=== PROBLEM ===
Among the records below, find each line bearing the word "Beenden" and copy it.

=== PROVIDED MATERIAL ===
______

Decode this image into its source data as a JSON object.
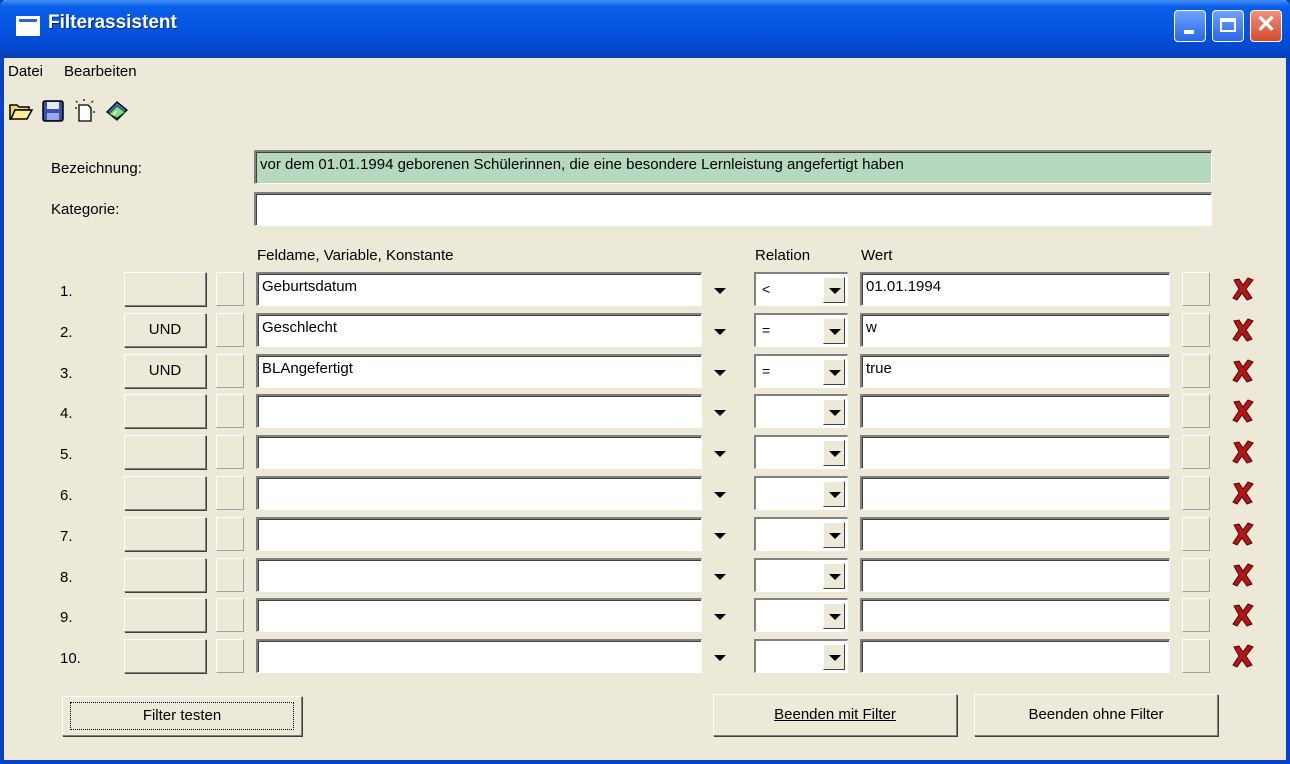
{
  "window": {
    "title": "Filterassistent"
  },
  "menu": [
    "Datei",
    "Bearbeiten"
  ],
  "toolbar": [
    "open-folder-icon",
    "save-disk-icon",
    "new-document-icon",
    "help-book-icon"
  ],
  "form": {
    "bezeichnung_label": "Bezeichnung:",
    "bezeichnung_value": "vor dem 01.01.1994 geborenen Schülerinnen, die eine besondere Lernleistung angefertigt haben",
    "kategorie_label": "Kategorie:",
    "kategorie_value": ""
  },
  "columns": {
    "feld": "Feldame, Variable, Konstante",
    "relation": "Relation",
    "wert": "Wert"
  },
  "rows": [
    {
      "num": "1.",
      "conj": "",
      "field": "Geburtsdatum",
      "relation": "<",
      "value": "01.01.1994"
    },
    {
      "num": "2.",
      "conj": "UND",
      "field": "Geschlecht",
      "relation": "=",
      "value": "w"
    },
    {
      "num": "3.",
      "conj": "UND",
      "field": "BLAngefertigt",
      "relation": "=",
      "value": "true"
    },
    {
      "num": "4.",
      "conj": "",
      "field": "",
      "relation": "",
      "value": ""
    },
    {
      "num": "5.",
      "conj": "",
      "field": "",
      "relation": "",
      "value": ""
    },
    {
      "num": "6.",
      "conj": "",
      "field": "",
      "relation": "",
      "value": ""
    },
    {
      "num": "7.",
      "conj": "",
      "field": "",
      "relation": "",
      "value": ""
    },
    {
      "num": "8.",
      "conj": "",
      "field": "",
      "relation": "",
      "value": ""
    },
    {
      "num": "9.",
      "conj": "",
      "field": "",
      "relation": "",
      "value": ""
    },
    {
      "num": "10.",
      "conj": "",
      "field": "",
      "relation": "",
      "value": ""
    }
  ],
  "buttons": {
    "test": "Filter testen",
    "end_with": "Beenden mit Filter",
    "end_without": "Beenden ohne Filter"
  },
  "colors": {
    "titlebar": "#0553e2",
    "delete_icon": "#b01818",
    "name_field_bg": "#b4d9bf",
    "window_bg": "#ece9d8"
  }
}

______

=== SOLUTION TO THE PROBLEM ===
    "end_with": "Beenden mit Filter",
    "end_without": "Beenden ohne Filter"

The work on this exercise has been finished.